The BBC has an article today, asking the question: Calling yourself a Christian, but if you cut out the middle man [church] isn’t it cheating?
As every Christian knows, going to church does not make you a Christian, but fellowship with believers is an important part of Christian life.
The article contains the usual statistics on church attendance, namely ‘many people still believe in God, but hardly any bother to go to church’ and so on. But then it asks the question: ‘Is an expression of faith with no commitment to going to church just religion for the “me” generation?’
I think this is a valid question, as anecdotal evidence suggests that more and more people are separating their faith from the church for different reasons. Or are attending church as users, rather than participators?
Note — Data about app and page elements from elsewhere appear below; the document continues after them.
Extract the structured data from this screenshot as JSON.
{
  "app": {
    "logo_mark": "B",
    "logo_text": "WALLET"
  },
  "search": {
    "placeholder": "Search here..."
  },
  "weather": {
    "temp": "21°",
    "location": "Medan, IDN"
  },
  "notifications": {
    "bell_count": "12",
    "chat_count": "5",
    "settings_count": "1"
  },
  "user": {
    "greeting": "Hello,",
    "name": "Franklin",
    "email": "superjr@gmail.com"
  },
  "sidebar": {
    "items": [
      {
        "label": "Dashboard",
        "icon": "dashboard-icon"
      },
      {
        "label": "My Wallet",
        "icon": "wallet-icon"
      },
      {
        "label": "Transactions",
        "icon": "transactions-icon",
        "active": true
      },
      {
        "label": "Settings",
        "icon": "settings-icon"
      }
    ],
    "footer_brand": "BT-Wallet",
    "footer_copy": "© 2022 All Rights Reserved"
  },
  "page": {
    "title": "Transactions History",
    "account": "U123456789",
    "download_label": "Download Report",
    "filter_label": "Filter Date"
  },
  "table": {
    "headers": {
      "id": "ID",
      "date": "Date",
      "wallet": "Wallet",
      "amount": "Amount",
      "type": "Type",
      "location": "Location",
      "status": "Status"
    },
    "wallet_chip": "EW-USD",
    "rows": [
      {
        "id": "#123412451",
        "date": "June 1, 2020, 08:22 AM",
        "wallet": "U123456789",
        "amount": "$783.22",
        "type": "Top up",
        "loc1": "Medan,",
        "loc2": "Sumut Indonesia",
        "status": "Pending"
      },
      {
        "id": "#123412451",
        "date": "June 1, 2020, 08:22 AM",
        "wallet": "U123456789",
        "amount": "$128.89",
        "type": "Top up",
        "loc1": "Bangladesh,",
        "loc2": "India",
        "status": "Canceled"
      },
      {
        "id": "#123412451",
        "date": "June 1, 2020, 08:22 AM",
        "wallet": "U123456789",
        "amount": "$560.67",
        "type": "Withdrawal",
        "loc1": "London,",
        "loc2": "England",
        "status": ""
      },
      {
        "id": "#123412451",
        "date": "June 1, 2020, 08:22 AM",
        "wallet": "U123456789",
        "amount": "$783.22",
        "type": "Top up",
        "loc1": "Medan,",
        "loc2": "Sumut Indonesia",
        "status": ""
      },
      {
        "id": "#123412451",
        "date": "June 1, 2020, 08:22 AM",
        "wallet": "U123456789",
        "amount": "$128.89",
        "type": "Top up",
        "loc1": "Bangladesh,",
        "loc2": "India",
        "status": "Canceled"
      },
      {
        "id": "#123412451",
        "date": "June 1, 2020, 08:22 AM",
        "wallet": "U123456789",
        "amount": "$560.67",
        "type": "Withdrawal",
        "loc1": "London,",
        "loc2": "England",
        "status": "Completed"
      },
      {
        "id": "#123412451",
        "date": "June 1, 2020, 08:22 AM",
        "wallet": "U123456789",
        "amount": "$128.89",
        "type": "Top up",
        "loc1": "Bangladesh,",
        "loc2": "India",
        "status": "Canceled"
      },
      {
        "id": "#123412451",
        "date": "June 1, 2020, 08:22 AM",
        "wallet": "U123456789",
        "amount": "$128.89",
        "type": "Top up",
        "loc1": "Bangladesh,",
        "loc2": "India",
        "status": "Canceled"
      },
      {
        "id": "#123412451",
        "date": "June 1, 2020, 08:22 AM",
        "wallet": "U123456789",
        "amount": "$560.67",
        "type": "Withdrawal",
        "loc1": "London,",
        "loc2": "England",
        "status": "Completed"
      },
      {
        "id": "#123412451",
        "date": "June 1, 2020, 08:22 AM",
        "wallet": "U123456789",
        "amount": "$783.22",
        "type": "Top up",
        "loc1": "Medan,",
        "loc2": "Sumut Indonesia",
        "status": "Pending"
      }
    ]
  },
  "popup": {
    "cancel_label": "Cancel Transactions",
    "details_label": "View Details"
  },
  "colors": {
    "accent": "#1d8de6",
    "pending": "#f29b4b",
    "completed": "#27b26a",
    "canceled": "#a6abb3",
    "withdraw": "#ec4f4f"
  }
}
But perhaps it just boils down to what must be done for Salvation? David Gushee wrote on this subject in Christianity Today magazine, when he questioned whether too much emphasis was put on the sinner’s prayer to the detriment of what Christ had said in relation to the Kingdom of God.
Mediocrity and hypocrisy characterize the lives of many avowed Christians, at least in part because of our default answer to the salvation question. Anyone can, and most [western Christians] do, “believe” in Jesus rather than some alternative saviour. Anyone can, and many [western Christians] sometimes do, say a prayer asking Jesus to save them. But not many embark on a life fully devoted to the love of God, the love of neighbour, the moral practice of God’s will, and radical, costly discipleship.
A pretty challenging thought.